To meet the need for a comprehensive, job-role-focused training and certification program that allows customers and partners to optimize their IT infrastructure, Cisco today announced a Career Certification portfolio consisting of the Cisco CCNA® Data Center and CCNP® Data Center, as well as a robust product training portfolio.
Following the March 2012 announcement of CCIE Data Center, and the recently introduced suite of Nexus 1000v, 2000/5000, 7000, MDS and UCS product training, Cisco now offers a complete portfolio of Data Center training and certification, from the associate to expert level. For the first time, two key pillars of the Unified Cisco Data Center architecture: Cisco Unified Computing and Cisco Unified Fabric are covered across the job roles of design, implementation and troubleshooting.
Both networking professionals that want a new career choice, and current data center professionals who want to maximize their data center equipment design, installation and maintenance skills will enjoy benefits from this new certification track.
Watch below as Jeanne Beliveau Dunn, vice president and general manager of Learning@Cisco discusses the evolution of skills needed to support next generation Data Center technologies:
To know more about these certifications , visit the following web sites
Networking is predicted to become the second fastest growing occupation in the U.S., faster than the average for all occupations, and should continue to grow as we invest in new, quicker technology and mobile networks. According to the U.S. Bureau of Labor Statistics, job growth for network administrators, network support specialists and computer network architects alone is projected to grow by more than 20 percent by 2018.
Here’s an infographic to show the industry’s growth, what the future of tech looks like and the skills that will be in demand. Read More »
I read a really interesting piece referencing work by Fariborz Ghadar, director of Penn State’s Center for Global Business Studies. He makes the case for sourcing and nurturing talent from different talent pools. From broadening outreach efforts and relationship to find top candidates across all dimensions of diversity, to training for managers in inclusiveness and objectivity to ensure they expose new talent to a full array of experience and opportunities, Ghadar argues that companies that fail to leverage and nurture diversity in their employee base: “will find themselves poaching talent to offset scarcities in the quantity and quality of talent in their narrow pipelines.”
Many of us often pride themselves on our ability to think outside the box.
But does this extend to how we think about talent within our workforce? When we make assessments about who is suitable for a role, do we consider the full array of functions where talented people with transferable skills could bring value and difference to our teams, regardless of whether they might take a little longer to come up to speed? Or do we simply look for people who are an easy fit?
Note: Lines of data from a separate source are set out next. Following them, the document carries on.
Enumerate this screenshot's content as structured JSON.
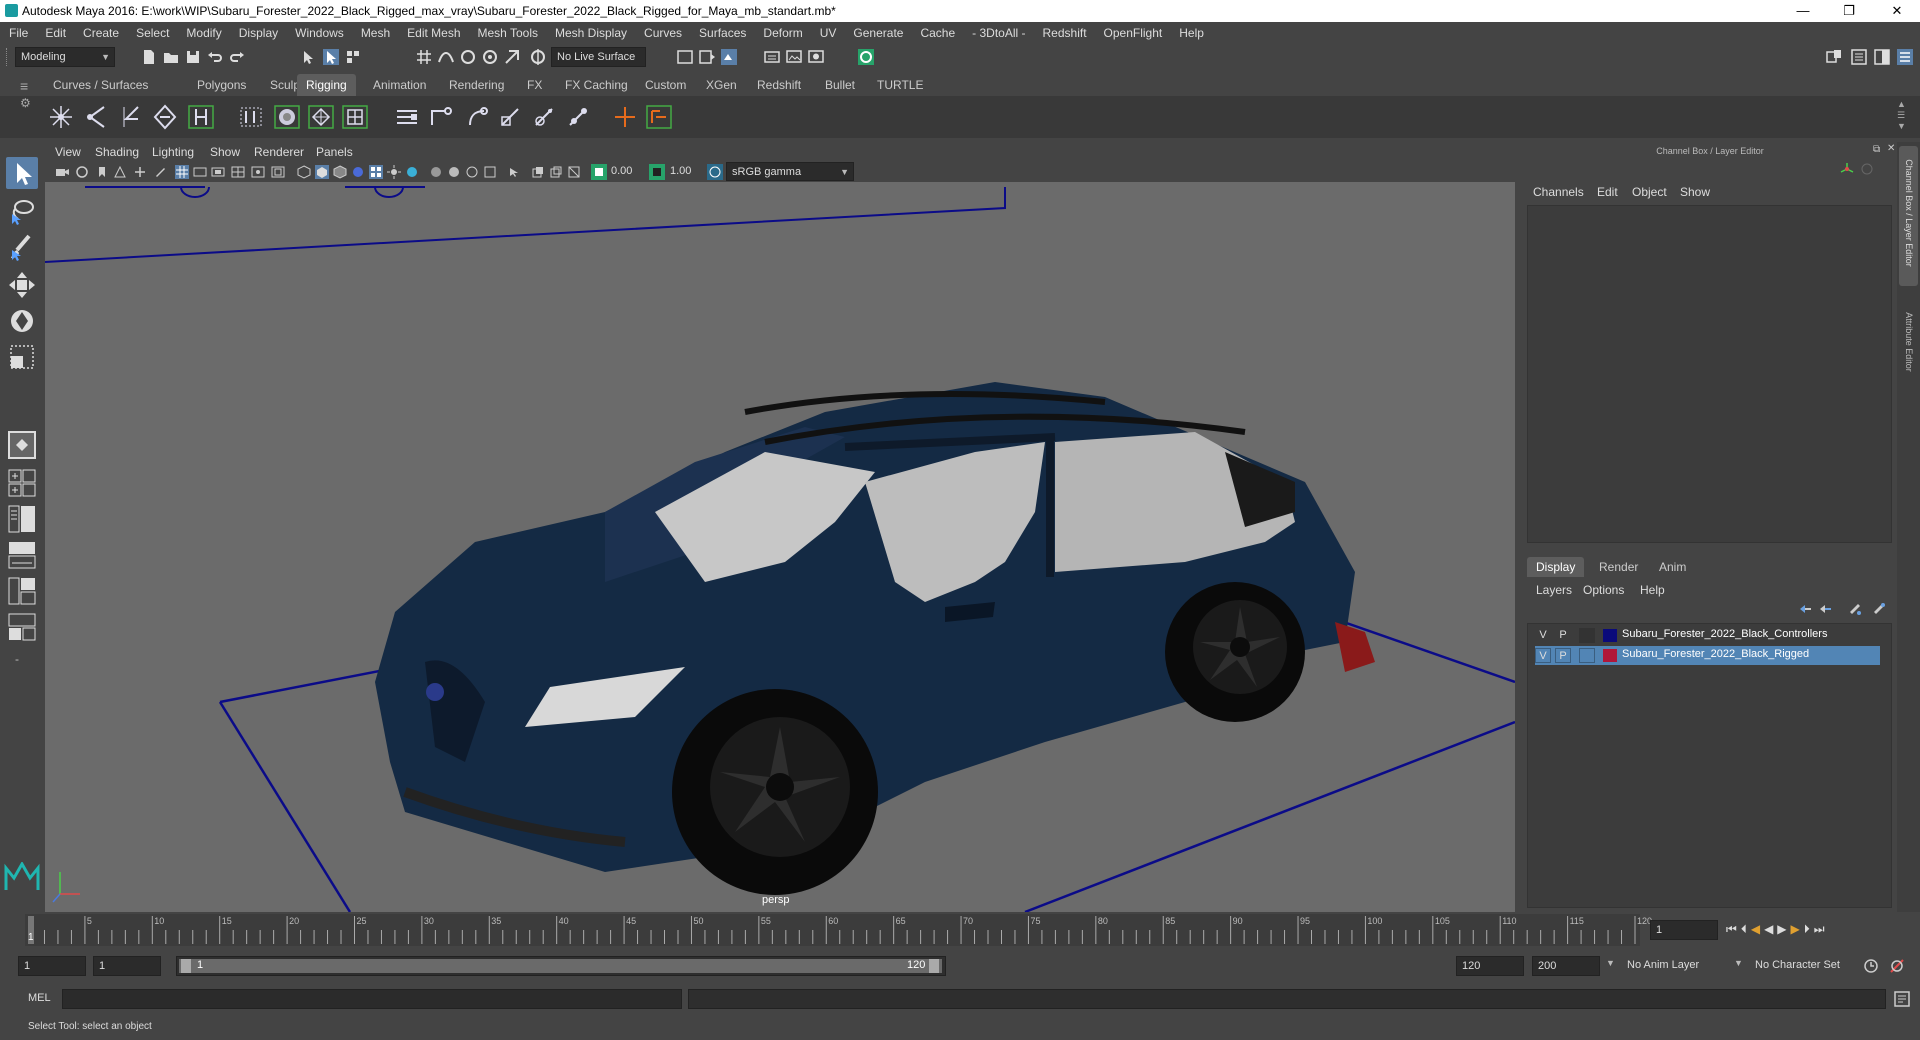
{
  "titlebar": {
    "title": "Autodesk Maya 2016: E:\\work\\WIP\\Subaru_Forester_2022_Black_Rigged_max_vray\\Subaru_Forester_2022_Black_Rigged_for_Maya_mb_standart.mb*",
    "minimize": "—",
    "restore": "❐",
    "close": "✕"
  },
  "menubar": {
    "items": [
      "File",
      "Edit",
      "Create",
      "Select",
      "Modify",
      "Display",
      "Windows",
      "Mesh",
      "Edit Mesh",
      "Mesh Tools",
      "Mesh Display",
      "Curves",
      "Surfaces",
      "Deform",
      "UV",
      "Generate",
      "Cache",
      "- 3DtoAll -",
      "Redshift",
      "OpenFlight",
      "Help"
    ]
  },
  "statusline": {
    "mode": "Modeling",
    "live_surface": "No Live Surface"
  },
  "shelf": {
    "tabs": [
      "Curves / Surfaces",
      "Polygons",
      "Sculpting",
      "Rigging",
      "Animation",
      "Rendering",
      "FX",
      "FX Caching",
      "Custom",
      "XGen",
      "Redshift",
      "Bullet",
      "TURTLE"
    ],
    "active_tab": "Rigging"
  },
  "viewport": {
    "menu": [
      "View",
      "Shading",
      "Lighting",
      "Show",
      "Renderer",
      "Panels"
    ],
    "exposure": "0.00",
    "gamma": "1.00",
    "color_space": "sRGB gamma",
    "camera_label": "persp"
  },
  "channelbox": {
    "title": "Channel Box / Layer Editor",
    "menu": [
      "Channels",
      "Edit",
      "Object",
      "Show"
    ]
  },
  "layereditor": {
    "tabs": [
      "Display",
      "Render",
      "Anim"
    ],
    "active_tab": "Display",
    "menu": [
      "Layers",
      "Options",
      "Help"
    ],
    "layers": [
      {
        "v": "V",
        "p": "P",
        "name": "Subaru_Forester_2022_Black_Controllers",
        "color": "#0a0a7a",
        "selected": false
      },
      {
        "v": "V",
        "p": "P",
        "name": "Subaru_Forester_2022_Black_Rigged",
        "color": "#b0163a",
        "selected": true
      }
    ]
  },
  "sidetabs": [
    "Channel Box / Layer Editor",
    "Attribute Editor"
  ],
  "timeline": {
    "ticks": [
      "5",
      "10",
      "15",
      "20",
      "25",
      "30",
      "35",
      "40",
      "45",
      "50",
      "55",
      "60",
      "65",
      "70",
      "75",
      "80",
      "85",
      "90",
      "95",
      "100",
      "105",
      "110",
      "115",
      "120"
    ],
    "first_tick": "1",
    "current_frame": "1"
  },
  "range": {
    "start": "1",
    "playback_start": "1",
    "slider_start": "1",
    "slider_end": "120",
    "playback_end": "120",
    "end": "200",
    "anim_layer": "No Anim Layer",
    "character_set": "No Character Set"
  },
  "cmdline": {
    "label": "MEL"
  },
  "helpline": {
    "text": "Select Tool: select an object"
  }
}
Or to put in another way: when you make decisions or assessments of others, are you aware of your biases or of the filters you might be applying? And do you ever challenge them?
To put it simply, continuing to do the same thing with the same people might well see us miss out on new and different results.
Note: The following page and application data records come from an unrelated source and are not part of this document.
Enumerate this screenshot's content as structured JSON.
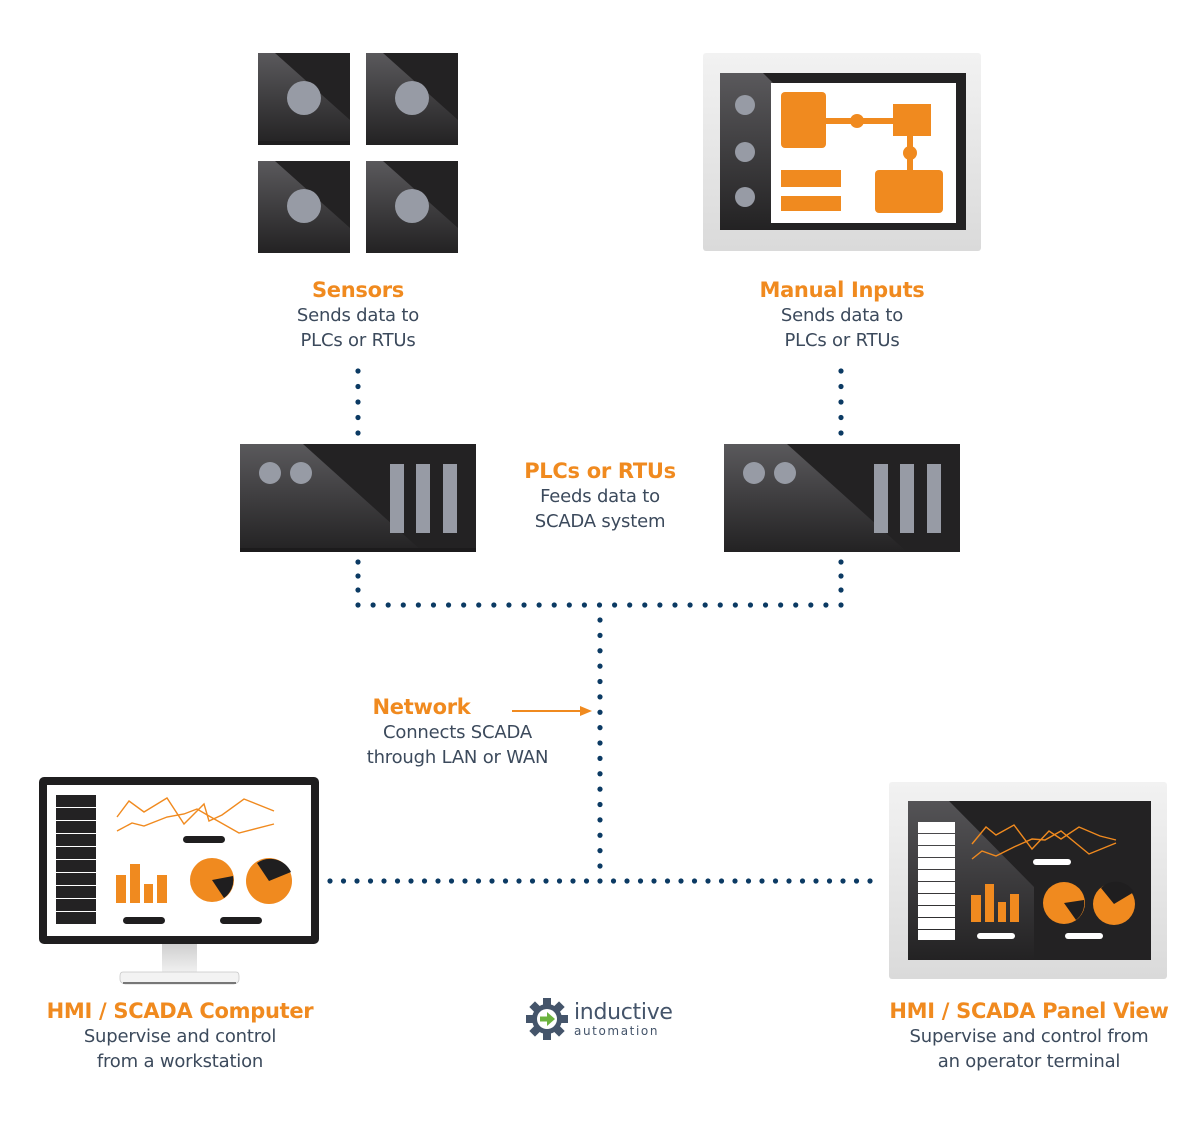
{
  "diagram": {
    "nodes": {
      "sensors": {
        "title": "Sensors",
        "desc_line1": "Sends data to",
        "desc_line2": "PLCs or RTUs"
      },
      "manual_inputs": {
        "title": "Manual Inputs",
        "desc_line1": "Sends data to",
        "desc_line2": "PLCs or RTUs"
      },
      "plcs": {
        "title": "PLCs or RTUs",
        "desc_line1": "Feeds data to",
        "desc_line2": "SCADA system"
      },
      "network": {
        "title": "Network",
        "desc_line1": "Connects SCADA",
        "desc_line2": "through LAN or WAN"
      },
      "hmi_computer": {
        "title": "HMI / SCADA Computer",
        "desc_line1": "Supervise and control",
        "desc_line2": "from a workstation"
      },
      "hmi_panel": {
        "title": "HMI / SCADA Panel View",
        "desc_line1": "Supervise and control from",
        "desc_line2": "an operator terminal"
      }
    },
    "edges": [
      {
        "from": "sensors",
        "to": "plc-left",
        "style": "dotted"
      },
      {
        "from": "manual_inputs",
        "to": "plc-right",
        "style": "dotted"
      },
      {
        "from": "plc-left",
        "to": "network",
        "style": "dotted"
      },
      {
        "from": "plc-right",
        "to": "network",
        "style": "dotted"
      },
      {
        "from": "network",
        "to": "hmi_computer",
        "style": "dotted"
      },
      {
        "from": "network",
        "to": "hmi_panel",
        "style": "dotted"
      }
    ],
    "colors": {
      "accent": "#f08a1f",
      "connector": "#0b3a63",
      "device_dark": "#232223",
      "device_grey": "#979ba5",
      "text": "#3c4a5c"
    }
  },
  "logo": {
    "line1": "inductive",
    "line2": "automation",
    "icon": "gear-arrow-icon"
  }
}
If you look at a digest of broadband news — as I frequently do in search of story ideas — it’s clear that broadband adoption is taking off. Google search a country name and “broadband,” and you’re more than likely to get an article proclaiming that its government, grasping the economic value of high-speed connectivity, is funding, or considering funding deployment to serve both its urban and rural citizens.
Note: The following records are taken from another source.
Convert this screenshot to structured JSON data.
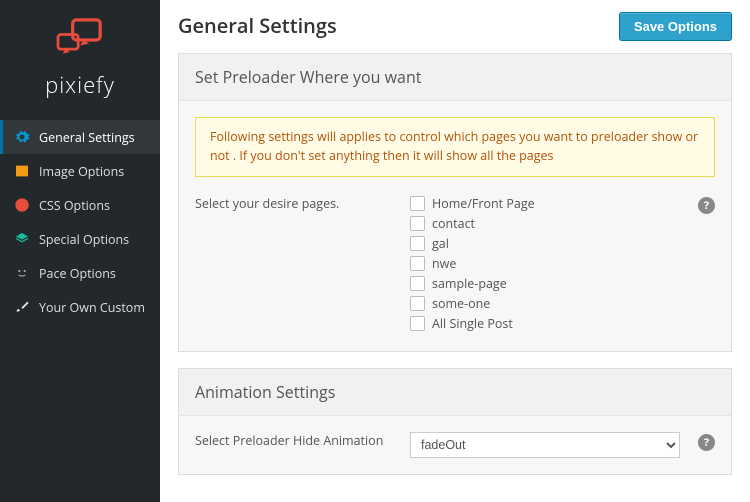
{
  "brand": {
    "name": "pixiefy"
  },
  "sidebar": {
    "items": [
      {
        "label": "General Settings"
      },
      {
        "label": "Image Options"
      },
      {
        "label": "CSS Options"
      },
      {
        "label": "Special Options"
      },
      {
        "label": "Pace Options"
      },
      {
        "label": "Your Own Custom"
      }
    ]
  },
  "header": {
    "title": "General Settings",
    "save": "Save Options"
  },
  "panel1": {
    "title": "Set Preloader Where you want",
    "notice": "Following settings will applies to control which pages you want to preloader show or not . If you don't set anything then it will show all the pages",
    "field_label": "Select your desire pages.",
    "options": [
      "Home/Front Page",
      "contact",
      "gal",
      "nwe",
      "sample-page",
      "some-one",
      "All Single Post"
    ]
  },
  "panel2": {
    "title": "Animation Settings",
    "field_label": "Select Preloader Hide Animation",
    "selected": "fadeOut"
  },
  "help_char": "?"
}
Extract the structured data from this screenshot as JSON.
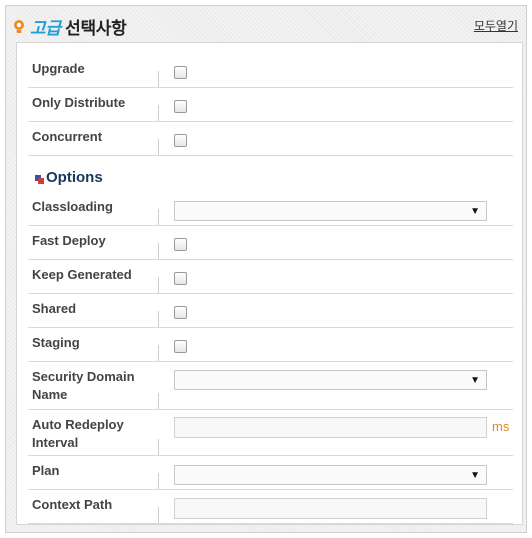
{
  "header": {
    "title_accent": "고급",
    "title_main": "선택사항",
    "expand_all": "모두열기"
  },
  "general_fields": [
    {
      "label": "Upgrade",
      "type": "checkbox"
    },
    {
      "label": "Only Distribute",
      "type": "checkbox"
    },
    {
      "label": "Concurrent",
      "type": "checkbox"
    }
  ],
  "options": {
    "title": "Options",
    "fields": [
      {
        "label": "Classloading",
        "type": "select",
        "value": ""
      },
      {
        "label": "Fast Deploy",
        "type": "checkbox"
      },
      {
        "label": "Keep Generated",
        "type": "checkbox"
      },
      {
        "label": "Shared",
        "type": "checkbox"
      },
      {
        "label": "Staging",
        "type": "checkbox"
      },
      {
        "label": "Security Domain Name",
        "type": "select",
        "value": ""
      },
      {
        "label": "Auto Redeploy Interval",
        "type": "text",
        "value": "",
        "unit": "ms"
      },
      {
        "label": "Plan",
        "type": "select",
        "value": ""
      },
      {
        "label": "Context Path",
        "type": "text",
        "value": ""
      }
    ]
  },
  "icons": {
    "title_icon": "bulb-icon",
    "options_icon": "squares-icon",
    "dropdown_icon": "triangle-down-icon"
  },
  "colors": {
    "accent": "#1e9fd6",
    "options_title": "#17375e",
    "unit": "#e08a1e"
  }
}
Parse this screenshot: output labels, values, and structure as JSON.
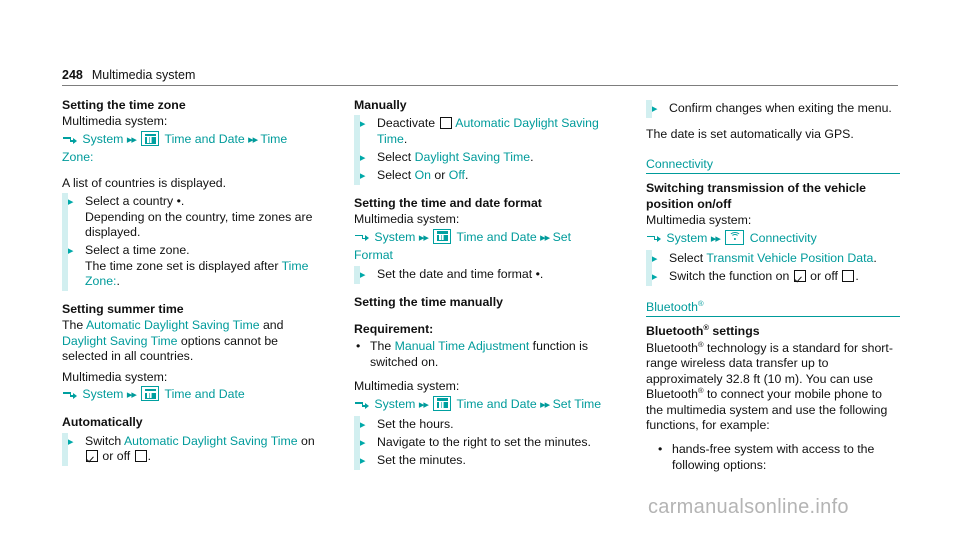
{
  "header": {
    "page_number": "248",
    "chapter_title": "Multimedia system"
  },
  "glyphs": {
    "seq_arrow": "sequence-arrow-icon",
    "double_arrow": "▸▸",
    "step_arrow": "▶",
    "dot_bullet": "•",
    "calendar_icon": "calendar-icon",
    "connectivity_icon": "wifi-icon"
  },
  "columns": {
    "left": {
      "time_zone": {
        "heading": "Setting the time zone",
        "intro": "Multimedia system:",
        "path": {
          "item1": "System",
          "item2": "Time and Date",
          "item3": "Time Zone:"
        },
        "note": "A list of countries is displayed.",
        "steps": [
          {
            "text_a": "Select a country ",
            "text_b": ".",
            "sub": "Depending on the country, time zones are displayed."
          },
          {
            "text_a": "Select a time zone.",
            "sub_a": "The time zone set is displayed after ",
            "sub_link": "Time Zone:",
            "sub_b": "."
          }
        ]
      },
      "summer_time": {
        "heading": "Setting summer time",
        "para_a": "The ",
        "link_a": "Automatic Daylight Saving Time",
        "para_b": " and ",
        "link_b": "Daylight Saving Time",
        "para_c": " options cannot be selected in all countries.",
        "intro": "Multimedia system:",
        "path": {
          "item1": "System",
          "item2": "Time and Date"
        }
      },
      "automatically": {
        "heading": "Automatically",
        "step_a": "Switch ",
        "step_link": "Automatic Daylight Saving Time",
        "step_b": " on ",
        "step_c": " or off ",
        "step_d": "."
      }
    },
    "middle": {
      "manually": {
        "heading": "Manually",
        "step1_a": "Deactivate ",
        "step1_link": "Automatic Daylight Saving Time",
        "step1_b": ".",
        "step2_a": "Select ",
        "step2_link": "Daylight Saving Time",
        "step2_b": ".",
        "step3_a": "Select ",
        "step3_link_on": "On",
        "step3_mid": " or ",
        "step3_link_off": "Off",
        "step3_b": "."
      },
      "date_format": {
        "heading": "Setting the time and date format",
        "intro": "Multimedia system:",
        "path": {
          "item1": "System",
          "item2": "Time and Date",
          "item3": "Set Format"
        },
        "step_a": "Set the date and time format ",
        "step_b": "."
      },
      "time_manually": {
        "heading": "Setting the time manually",
        "requirement_label": "Requirement:",
        "req_a": "The ",
        "req_link": "Manual Time Adjustment",
        "req_b": " function is switched on.",
        "intro": "Multimedia system:",
        "path": {
          "item1": "System",
          "item2": "Time and Date",
          "item3": "Set Time"
        },
        "steps": [
          "Set the hours.",
          "Navigate to the right to set the minutes.",
          "Set the minutes."
        ]
      }
    },
    "right": {
      "confirm_step": "Confirm changes when exiting the menu.",
      "gps_note": "The date is set automatically via GPS.",
      "connectivity": {
        "section_title": "Connectivity",
        "heading": "Switching transmission of the vehicle position on/off",
        "intro": "Multimedia system:",
        "path": {
          "item1": "System",
          "item2": "Connectivity"
        },
        "step1_a": "Select ",
        "step1_link": "Transmit Vehicle Position Data",
        "step1_b": ".",
        "step2_a": "Switch the function on ",
        "step2_b": " or off ",
        "step2_c": "."
      },
      "bluetooth": {
        "section_title": "Bluetooth",
        "section_title_sup": "®",
        "heading_a": "Bluetooth",
        "heading_sup": "®",
        "heading_b": " settings",
        "body_a": "Bluetooth",
        "body_sup1": "®",
        "body_b": " technology is a standard for short-range wireless data transfer up to approximately 32.8 ft (10 m). You can use Bluetooth",
        "body_sup2": "®",
        "body_c": " to connect your mobile phone to the multimedia system and use the following functions, for example:",
        "bullet1": "hands-free system with access to the following options:"
      }
    }
  },
  "watermark": "carmanualsonline.info",
  "colors": {
    "teal": "#009b9b",
    "teal_icon": "#00a0a0",
    "step_bar": "#d2eff0",
    "text": "#111111",
    "rule": "#7d7d7d",
    "watermark": "#b4b4b4"
  }
}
With more countries making that commitment, the world is truly creating what Cisco calls the borderless network.
The digital and print versions talk about the trends going on right now -- lack of expertise, reticence of the ‘millennium generation’ to study subjects and gain skills that manufacturers need, and how all sorts of devices are coming onto the plant floor and carpeted areas to help workers do their jobs more efficiently. Read More »